→ Brief
Tally how many lines in the material include the word "Fecha", then give that figure by itself.
[Materials provided]
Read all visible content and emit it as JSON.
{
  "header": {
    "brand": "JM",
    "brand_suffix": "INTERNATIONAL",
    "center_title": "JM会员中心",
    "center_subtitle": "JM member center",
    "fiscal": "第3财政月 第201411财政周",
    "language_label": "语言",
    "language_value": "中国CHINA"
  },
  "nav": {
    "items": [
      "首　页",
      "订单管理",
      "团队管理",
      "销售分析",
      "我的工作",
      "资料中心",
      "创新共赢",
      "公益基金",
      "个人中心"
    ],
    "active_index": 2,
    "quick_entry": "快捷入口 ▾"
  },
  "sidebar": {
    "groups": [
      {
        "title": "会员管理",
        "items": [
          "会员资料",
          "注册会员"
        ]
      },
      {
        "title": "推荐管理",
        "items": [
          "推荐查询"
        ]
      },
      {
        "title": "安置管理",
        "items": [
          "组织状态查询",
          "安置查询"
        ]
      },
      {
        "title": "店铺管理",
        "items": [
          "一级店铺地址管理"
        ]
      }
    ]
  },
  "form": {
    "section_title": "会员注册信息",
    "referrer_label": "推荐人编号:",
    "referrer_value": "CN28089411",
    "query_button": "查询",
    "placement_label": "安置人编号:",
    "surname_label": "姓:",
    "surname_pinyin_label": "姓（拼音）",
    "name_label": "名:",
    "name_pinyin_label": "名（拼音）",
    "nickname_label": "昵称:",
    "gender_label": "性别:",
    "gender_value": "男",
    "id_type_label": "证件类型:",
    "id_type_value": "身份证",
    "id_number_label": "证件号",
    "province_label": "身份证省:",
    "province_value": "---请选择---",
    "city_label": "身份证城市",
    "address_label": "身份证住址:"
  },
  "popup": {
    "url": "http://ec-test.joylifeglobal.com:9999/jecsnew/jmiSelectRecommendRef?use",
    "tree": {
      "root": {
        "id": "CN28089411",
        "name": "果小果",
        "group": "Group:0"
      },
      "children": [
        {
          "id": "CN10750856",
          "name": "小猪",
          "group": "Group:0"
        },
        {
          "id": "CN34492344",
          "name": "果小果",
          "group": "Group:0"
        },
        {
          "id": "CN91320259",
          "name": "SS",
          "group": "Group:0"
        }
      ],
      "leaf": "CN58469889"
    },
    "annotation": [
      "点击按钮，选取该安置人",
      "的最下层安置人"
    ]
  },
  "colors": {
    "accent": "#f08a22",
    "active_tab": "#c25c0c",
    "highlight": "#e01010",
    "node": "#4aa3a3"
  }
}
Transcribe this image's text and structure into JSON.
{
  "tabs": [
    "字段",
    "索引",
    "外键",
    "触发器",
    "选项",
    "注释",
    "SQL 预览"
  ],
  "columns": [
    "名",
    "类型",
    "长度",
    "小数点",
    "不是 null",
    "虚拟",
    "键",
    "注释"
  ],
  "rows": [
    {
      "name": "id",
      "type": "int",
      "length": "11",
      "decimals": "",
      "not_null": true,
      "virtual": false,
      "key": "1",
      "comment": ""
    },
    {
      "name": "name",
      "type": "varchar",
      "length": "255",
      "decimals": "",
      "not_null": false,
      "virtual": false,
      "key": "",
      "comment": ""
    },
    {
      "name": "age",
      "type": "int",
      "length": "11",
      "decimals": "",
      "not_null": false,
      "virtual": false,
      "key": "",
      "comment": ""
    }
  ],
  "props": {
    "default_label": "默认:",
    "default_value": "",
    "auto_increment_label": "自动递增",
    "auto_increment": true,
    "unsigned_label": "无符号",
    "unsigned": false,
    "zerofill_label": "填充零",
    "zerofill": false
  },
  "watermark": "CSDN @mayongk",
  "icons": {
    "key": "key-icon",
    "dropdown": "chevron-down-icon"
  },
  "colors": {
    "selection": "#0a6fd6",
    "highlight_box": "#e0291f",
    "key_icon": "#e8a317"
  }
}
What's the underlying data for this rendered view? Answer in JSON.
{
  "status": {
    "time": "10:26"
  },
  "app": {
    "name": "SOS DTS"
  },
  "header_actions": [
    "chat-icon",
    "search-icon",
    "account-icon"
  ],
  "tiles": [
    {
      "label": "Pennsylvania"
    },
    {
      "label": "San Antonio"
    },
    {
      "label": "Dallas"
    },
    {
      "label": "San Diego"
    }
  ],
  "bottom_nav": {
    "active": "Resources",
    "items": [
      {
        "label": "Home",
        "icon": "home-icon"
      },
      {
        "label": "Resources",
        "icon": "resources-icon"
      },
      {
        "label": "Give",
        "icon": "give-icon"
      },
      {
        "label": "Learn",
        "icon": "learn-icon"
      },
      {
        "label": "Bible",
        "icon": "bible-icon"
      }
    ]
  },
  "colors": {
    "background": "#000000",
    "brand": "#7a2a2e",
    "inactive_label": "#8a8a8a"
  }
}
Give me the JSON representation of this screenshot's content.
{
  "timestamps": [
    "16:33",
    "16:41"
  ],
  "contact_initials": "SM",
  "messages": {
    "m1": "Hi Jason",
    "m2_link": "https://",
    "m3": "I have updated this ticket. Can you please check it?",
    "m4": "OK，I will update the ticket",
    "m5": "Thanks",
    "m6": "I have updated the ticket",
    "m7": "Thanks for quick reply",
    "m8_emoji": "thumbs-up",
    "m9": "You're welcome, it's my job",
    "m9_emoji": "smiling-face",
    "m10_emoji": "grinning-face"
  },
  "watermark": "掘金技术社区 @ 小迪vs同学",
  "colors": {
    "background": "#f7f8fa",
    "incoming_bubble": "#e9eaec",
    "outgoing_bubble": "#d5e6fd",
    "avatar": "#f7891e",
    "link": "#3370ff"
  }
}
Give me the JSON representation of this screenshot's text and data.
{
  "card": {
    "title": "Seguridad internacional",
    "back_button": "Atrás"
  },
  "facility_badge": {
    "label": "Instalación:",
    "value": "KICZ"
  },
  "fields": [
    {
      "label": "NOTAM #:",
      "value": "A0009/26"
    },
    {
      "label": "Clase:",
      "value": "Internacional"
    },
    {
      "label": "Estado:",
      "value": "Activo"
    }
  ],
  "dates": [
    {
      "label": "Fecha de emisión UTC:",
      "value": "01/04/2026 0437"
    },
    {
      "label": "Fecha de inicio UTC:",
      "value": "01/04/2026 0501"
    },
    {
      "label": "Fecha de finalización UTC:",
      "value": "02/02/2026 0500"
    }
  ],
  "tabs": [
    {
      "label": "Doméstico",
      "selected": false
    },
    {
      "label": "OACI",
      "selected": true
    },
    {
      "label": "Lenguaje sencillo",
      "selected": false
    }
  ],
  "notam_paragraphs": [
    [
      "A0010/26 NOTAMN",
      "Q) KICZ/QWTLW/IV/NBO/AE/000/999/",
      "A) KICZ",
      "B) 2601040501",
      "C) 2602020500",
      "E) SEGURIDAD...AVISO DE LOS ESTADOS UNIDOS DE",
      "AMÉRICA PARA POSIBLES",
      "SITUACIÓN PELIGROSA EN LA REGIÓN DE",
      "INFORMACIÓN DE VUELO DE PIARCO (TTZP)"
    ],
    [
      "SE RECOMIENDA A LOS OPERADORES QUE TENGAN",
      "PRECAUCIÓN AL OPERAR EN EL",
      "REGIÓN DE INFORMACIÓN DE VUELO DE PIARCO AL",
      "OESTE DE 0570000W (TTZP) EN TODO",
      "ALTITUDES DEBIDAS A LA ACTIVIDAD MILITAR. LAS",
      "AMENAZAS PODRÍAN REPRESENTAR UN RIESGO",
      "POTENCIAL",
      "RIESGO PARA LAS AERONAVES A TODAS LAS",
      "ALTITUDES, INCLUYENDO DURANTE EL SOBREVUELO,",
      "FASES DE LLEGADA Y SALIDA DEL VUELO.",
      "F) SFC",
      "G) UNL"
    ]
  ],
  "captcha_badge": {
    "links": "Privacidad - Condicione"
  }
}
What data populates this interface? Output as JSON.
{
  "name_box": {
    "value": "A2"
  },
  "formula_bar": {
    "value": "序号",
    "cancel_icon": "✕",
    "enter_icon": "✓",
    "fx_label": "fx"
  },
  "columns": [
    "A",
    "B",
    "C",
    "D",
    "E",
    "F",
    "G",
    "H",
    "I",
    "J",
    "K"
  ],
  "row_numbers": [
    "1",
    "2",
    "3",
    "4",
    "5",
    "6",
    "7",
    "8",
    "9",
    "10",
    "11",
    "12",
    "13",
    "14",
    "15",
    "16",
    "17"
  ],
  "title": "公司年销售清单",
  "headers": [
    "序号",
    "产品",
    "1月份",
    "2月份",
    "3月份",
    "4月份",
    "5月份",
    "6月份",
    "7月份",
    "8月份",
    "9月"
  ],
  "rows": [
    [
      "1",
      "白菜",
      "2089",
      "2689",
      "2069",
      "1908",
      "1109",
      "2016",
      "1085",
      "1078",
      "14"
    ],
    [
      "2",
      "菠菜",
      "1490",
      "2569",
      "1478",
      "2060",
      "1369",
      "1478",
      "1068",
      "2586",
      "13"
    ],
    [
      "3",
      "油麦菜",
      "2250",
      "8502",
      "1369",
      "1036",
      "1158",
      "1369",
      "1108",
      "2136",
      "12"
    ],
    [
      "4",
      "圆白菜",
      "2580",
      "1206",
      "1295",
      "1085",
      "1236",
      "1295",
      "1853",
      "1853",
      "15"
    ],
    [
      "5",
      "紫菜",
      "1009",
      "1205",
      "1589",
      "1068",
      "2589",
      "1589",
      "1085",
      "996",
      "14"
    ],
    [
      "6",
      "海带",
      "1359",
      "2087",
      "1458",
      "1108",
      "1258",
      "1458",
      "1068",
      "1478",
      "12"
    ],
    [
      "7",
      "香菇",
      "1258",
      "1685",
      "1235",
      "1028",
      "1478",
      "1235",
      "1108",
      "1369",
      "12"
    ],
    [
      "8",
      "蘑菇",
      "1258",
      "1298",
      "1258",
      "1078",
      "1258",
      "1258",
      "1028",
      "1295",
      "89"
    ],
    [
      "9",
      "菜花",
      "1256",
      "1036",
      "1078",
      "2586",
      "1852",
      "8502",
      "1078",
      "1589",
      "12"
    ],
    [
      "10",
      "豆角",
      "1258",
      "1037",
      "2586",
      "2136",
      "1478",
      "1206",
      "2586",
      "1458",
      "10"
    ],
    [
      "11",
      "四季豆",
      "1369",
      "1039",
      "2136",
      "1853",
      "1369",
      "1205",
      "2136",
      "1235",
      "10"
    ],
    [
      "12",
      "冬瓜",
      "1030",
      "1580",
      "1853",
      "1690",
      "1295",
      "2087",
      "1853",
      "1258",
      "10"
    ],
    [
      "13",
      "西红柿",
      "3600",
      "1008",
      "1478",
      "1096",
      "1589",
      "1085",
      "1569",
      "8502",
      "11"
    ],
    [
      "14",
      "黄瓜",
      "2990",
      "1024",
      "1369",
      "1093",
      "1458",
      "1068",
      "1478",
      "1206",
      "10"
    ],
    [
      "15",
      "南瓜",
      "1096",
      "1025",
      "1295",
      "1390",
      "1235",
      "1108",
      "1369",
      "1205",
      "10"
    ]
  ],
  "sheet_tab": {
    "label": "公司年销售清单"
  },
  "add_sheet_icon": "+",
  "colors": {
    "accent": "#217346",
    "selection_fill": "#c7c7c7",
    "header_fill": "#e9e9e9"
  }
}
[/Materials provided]
→ Exercise output
3